They cut off our phone lines. Adnan Menderes was hanged against the regulations. I was supposed to oversee the execution. The revolution tribunal's chief prosecutor Altay Egesel conducted the execution despite not being authorized. İsmet İnönü and Cemal Gürsel were already phoning for him (Menderes) not to be executed but the telecommunications' office cut off the lines and Egesel made use of the (communication) gap to conduct the execution.

— Mehmet Feyyat, District Attorney General, Istanbul Province Prosecutor General 1961, The Administrator of the Imrali Prison, The Lawyer of the Year, Senator., Reported by Özkan GÜVEN, STAR Newspaper, November 13, 2006 with a summary in Turkish at Law in the Capital

Film and television

  • The last period of Menderes' life beginning with his 1959 aircraft crash survival until his execution was depicted in the television series Hatırla Sevgili (English: Remember Darling) as background events.[11]
  • The period when Menderes was Prime Minister from 1950-1960 were depicted in the television series Ben Onu Çok Sevdim (English: I Loved Him So Much). Series which began broadcasting at Turkish national broadcaster ATV from September 2013 also focuses on the romance between Menderes and Turkish opera singer Ayhan Aydan.

See also

Notes and references

  1. Aydemir, Şevket Süreyya. "Menderes'in Dramı", Remzi Kitabevi, Istanbul 1984
  2. Erik Jan Zürcher, Turkey: a modern history, I.B.Tauris, 2004, ISBN 978-1-86064-958-5 p.397
  3. Heper, Metin; Sayari, Sabri (2002). Political leaders and democracy in Turkey.
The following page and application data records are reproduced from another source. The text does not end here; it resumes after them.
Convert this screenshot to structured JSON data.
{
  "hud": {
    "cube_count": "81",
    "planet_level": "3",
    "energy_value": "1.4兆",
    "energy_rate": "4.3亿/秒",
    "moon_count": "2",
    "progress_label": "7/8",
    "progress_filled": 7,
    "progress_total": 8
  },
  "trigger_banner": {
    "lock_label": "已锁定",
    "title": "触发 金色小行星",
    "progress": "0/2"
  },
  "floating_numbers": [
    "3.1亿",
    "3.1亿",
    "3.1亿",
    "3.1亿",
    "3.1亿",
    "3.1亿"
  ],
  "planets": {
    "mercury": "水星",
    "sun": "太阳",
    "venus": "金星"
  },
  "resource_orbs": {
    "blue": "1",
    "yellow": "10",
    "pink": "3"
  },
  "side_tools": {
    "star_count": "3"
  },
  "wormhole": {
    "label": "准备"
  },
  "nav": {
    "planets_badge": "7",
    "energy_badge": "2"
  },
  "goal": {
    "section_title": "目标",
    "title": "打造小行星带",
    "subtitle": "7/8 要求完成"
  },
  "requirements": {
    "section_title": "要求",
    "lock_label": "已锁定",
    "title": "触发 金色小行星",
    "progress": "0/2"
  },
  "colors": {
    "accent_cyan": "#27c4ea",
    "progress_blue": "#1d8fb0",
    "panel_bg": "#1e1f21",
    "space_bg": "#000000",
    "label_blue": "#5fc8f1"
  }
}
Lexington Books. ISBN 978-0-7391-0352-4.<templatestyles src="Module:Citation/CS1/styles.css"></templatestyles>
  5. 6–7 Eylül Olayları (Turkish)
  6. "1959: Turkish leader involved in fatal crash". BBC News. 17 February 1959. Retrieved 23 April 2010.<templatestyles src="Module:Citation/CS1/styles.css"></templatestyles>
  7. Andrew Mango (26 August 2002). Ataturk: The Biography of the founder of Modern Turkey. Overlook. p. 36. ISBN 978-1-59020-924-0. Now the Democrat Party government outdid him in signs of respect for Atatürk's memory.<templatestyles src="Module:Citation/CS1/styles.css"></templatestyles>
  8. "FACTBOX: Coups in Turkey over last 50 years". Reuters. 17 October 2008.<templatestyles src="Module:Citation/CS1/styles.css"></templatestyles>
  9. İnönü'nün MBK'ye gönderdiği Menderes mektubu
  10. Polley, Martin (2000). A-Z of modern Europe since 1789. Routledge. ISBN 978-0-415-18597-4.<templatestyles src="Module:Citation/CS1/styles.css"></templatestyles>
  11. Hatırla Sevgili official website (Turkish)

External links

Political offices
Preceded by
Mehmet Fuat Köprülü
Minister of National Defence of Turkey (acting)
9 December 1955–28 July 1957
Succeeded by
Hasan Şemi Ergin
Preceded by
Mehmet Fuat Köprülü
Minister of Foreign Affairs of Turkey
Succeeded by
Fatin Rüştü Zorlu
Preceded by
Şemsettin Günaltay
Prime Minister of Turkey
22 May 1950–27 May 1960
Succeeded by
Cemal Gürsel
Party political offices
Preceded by
Celal Bayar
Leader of the Democratic Party
9 June 1950–27 May 1960
Succeeded by
Süleyman Demirel of Adalet Partisi and Necmettin Erbakan of National Salvation Party